- _EXERCISE INSTRUCTIONS_:
The records below should be set down in full, please, without any change.

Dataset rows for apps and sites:
Content starts
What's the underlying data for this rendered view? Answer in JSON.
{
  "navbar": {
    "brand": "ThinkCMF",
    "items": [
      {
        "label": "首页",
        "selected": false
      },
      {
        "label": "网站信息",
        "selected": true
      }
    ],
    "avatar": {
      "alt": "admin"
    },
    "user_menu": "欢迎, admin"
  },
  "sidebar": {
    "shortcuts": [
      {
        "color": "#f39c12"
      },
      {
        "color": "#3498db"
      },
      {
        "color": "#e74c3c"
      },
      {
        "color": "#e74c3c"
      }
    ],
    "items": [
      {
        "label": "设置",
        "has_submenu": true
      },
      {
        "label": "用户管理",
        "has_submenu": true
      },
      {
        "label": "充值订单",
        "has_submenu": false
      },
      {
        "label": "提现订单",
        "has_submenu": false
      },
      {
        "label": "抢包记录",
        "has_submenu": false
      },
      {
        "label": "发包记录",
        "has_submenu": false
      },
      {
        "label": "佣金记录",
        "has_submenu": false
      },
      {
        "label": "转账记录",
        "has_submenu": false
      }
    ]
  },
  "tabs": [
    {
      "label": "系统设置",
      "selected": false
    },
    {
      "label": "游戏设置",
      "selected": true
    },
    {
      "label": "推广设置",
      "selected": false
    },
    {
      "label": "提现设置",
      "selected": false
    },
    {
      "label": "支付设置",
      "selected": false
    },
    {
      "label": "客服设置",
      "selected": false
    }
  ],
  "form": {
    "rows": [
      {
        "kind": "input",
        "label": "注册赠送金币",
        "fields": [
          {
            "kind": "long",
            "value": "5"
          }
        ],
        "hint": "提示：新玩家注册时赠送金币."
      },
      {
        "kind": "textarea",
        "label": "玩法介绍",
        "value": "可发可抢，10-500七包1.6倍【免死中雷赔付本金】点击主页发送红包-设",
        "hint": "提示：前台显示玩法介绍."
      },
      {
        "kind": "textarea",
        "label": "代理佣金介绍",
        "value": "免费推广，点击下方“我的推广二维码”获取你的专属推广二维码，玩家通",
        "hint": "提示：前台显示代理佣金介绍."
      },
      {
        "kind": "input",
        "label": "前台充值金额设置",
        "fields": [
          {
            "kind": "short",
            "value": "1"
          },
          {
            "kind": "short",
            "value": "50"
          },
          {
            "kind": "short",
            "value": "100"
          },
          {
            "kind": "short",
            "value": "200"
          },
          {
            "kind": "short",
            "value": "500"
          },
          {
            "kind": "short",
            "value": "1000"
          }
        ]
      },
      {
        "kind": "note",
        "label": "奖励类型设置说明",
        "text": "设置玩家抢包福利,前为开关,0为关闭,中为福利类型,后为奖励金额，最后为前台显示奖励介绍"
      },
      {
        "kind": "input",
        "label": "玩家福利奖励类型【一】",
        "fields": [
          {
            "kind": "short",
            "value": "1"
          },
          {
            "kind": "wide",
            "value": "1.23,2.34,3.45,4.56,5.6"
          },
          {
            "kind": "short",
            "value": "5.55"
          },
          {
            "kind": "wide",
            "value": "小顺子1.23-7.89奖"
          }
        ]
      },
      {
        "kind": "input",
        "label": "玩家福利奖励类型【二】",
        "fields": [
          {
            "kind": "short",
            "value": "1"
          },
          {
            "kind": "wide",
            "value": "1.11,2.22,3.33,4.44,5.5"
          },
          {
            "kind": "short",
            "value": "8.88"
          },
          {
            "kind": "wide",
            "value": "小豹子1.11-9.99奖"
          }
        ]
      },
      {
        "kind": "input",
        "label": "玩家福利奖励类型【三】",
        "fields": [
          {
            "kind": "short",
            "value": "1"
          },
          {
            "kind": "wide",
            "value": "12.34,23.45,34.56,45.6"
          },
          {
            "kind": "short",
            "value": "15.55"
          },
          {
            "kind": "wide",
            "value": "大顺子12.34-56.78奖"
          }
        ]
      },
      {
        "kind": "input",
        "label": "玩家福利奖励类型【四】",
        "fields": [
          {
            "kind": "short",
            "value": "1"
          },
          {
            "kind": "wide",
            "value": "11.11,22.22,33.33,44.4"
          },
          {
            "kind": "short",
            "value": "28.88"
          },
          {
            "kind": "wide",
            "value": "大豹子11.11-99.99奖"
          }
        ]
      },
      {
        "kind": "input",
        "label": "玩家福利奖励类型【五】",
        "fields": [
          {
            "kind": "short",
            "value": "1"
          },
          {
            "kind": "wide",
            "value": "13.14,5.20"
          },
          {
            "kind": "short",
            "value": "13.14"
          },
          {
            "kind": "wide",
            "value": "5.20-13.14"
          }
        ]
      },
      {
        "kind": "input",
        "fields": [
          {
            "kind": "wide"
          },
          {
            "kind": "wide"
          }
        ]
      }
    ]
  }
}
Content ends
- _ANSWER SECTION_:
What's the underlying data for this rendered view? Answer in JSON.
{
  "navbar": {
    "brand": "ThinkCMF",
    "items": [
      {
        "label": "首页",
        "selected": false
      },
      {
        "label": "网站信息",
        "selected": true
      }
    ],
    "avatar": {
      "alt": "admin"
    },
    "user_menu": "欢迎, admin"
  },
  "sidebar": {
    "shortcuts": [
      {
        "color": "#f39c12"
      },
      {
        "color": "#3498db"
      },
      {
        "color": "#e74c3c"
      },
      {
        "color": "#e74c3c"
      }
    ],
    "items": [
      {
        "label": "设置",
        "has_submenu": true
      },
      {
        "label": "用户管理",
        "has_submenu": true
      },
      {
        "label": "充值订单",
        "has_submenu": false
      },
      {
        "label": "提现订单",
        "has_submenu": false
      },
      {
        "label": "抢包记录",
        "has_submenu": false
      },
      {
        "label": "发包记录",
        "has_submenu": false
      },
      {
        "label": "佣金记录",
        "has_submenu": false
      },
      {
        "label": "转账记录",
        "has_submenu": false
      }
    ]
  },
  "tabs": [
    {
      "label": "系统设置",
      "selected": false
    },
    {
      "label": "游戏设置",
      "selected": true
    },
    {
      "label": "推广设置",
      "selected": false
    },
    {
      "label": "提现设置",
      "selected": false
    },
    {
      "label": "支付设置",
      "selected": false
    },
    {
      "label": "客服设置",
      "selected": false
    }
  ],
  "form": {
    "rows": [
      {
        "kind": "input",
        "label": "注册赠送金币",
        "fields": [
          {
            "kind": "long",
            "value": "5"
          }
        ],
        "hint": "提示：新玩家注册时赠送金币."
      },
      {
        "kind": "textarea",
        "label": "玩法介绍",
        "value": "可发可抢，10-500七包1.6倍【免死中雷赔付本金】点击主页发送红包-设",
        "hint": "提示：前台显示玩法介绍."
      },
      {
        "kind": "textarea",
        "label": "代理佣金介绍",
        "value": "免费推广，点击下方“我的推广二维码”获取你的专属推广二维码，玩家通",
        "hint": "提示：前台显示代理佣金介绍."
      },
      {
        "kind": "input",
        "label": "前台充值金额设置",
        "fields": [
          {
            "kind": "short",
            "value": "1"
          },
          {
            "kind": "short",
            "value": "50"
          },
          {
            "kind": "short",
            "value": "100"
          },
          {
            "kind": "short",
            "value": "200"
          },
          {
            "kind": "short",
            "value": "500"
          },
          {
            "kind": "short",
            "value": "1000"
          }
        ]
      },
      {
        "kind": "note",
        "label": "奖励类型设置说明",
        "text": "设置玩家抢包福利,前为开关,0为关闭,中为福利类型,后为奖励金额，最后为前台显示奖励介绍"
      },
      {
        "kind": "input",
        "label": "玩家福利奖励类型【一】",
        "fields": [
          {
            "kind": "short",
            "value": "1"
          },
          {
            "kind": "wide",
            "value": "1.23,2.34,3.45,4.56,5.6"
          },
          {
            "kind": "short",
            "value": "5.55"
          },
          {
            "kind": "wide",
            "value": "小顺子1.23-7.89奖"
          }
        ]
      },
      {
        "kind": "input",
        "label": "玩家福利奖励类型【二】",
        "fields": [
          {
            "kind": "short",
            "value": "1"
          },
          {
            "kind": "wide",
            "value": "1.11,2.22,3.33,4.44,5.5"
          },
          {
            "kind": "short",
            "value": "8.88"
          },
          {
            "kind": "wide",
            "value": "小豹子1.11-9.99奖"
          }
        ]
      },
      {
        "kind": "input",
        "label": "玩家福利奖励类型【三】",
        "fields": [
          {
            "kind": "short",
            "value": "1"
          },
          {
            "kind": "wide",
            "value": "12.34,23.45,34.56,45.6"
          },
          {
            "kind": "short",
            "value": "15.55"
          },
          {
            "kind": "wide",
            "value": "大顺子12.34-56.78奖"
          }
        ]
      },
      {
        "kind": "input",
        "label": "玩家福利奖励类型【四】",
        "fields": [
          {
            "kind": "short",
            "value": "1"
          },
          {
            "kind": "wide",
            "value": "11.11,22.22,33.33,44.4"
          },
          {
            "kind": "short",
            "value": "28.88"
          },
          {
            "kind": "wide",
            "value": "大豹子11.11-99.99奖"
          }
        ]
      },
      {
        "kind": "input",
        "label": "玩家福利奖励类型【五】",
        "fields": [
          {
            "kind": "short",
            "value": "1"
          },
          {
            "kind": "wide",
            "value": "13.14,5.20"
          },
          {
            "kind": "short",
            "value": "13.14"
          },
          {
            "kind": "wide",
            "value": "5.20-13.14"
          }
        ]
      },
      {
        "kind": "input",
        "fields": [
          {
            "kind": "wide"
          },
          {
            "kind": "wide"
          }
        ]
      }
    ]
  }
}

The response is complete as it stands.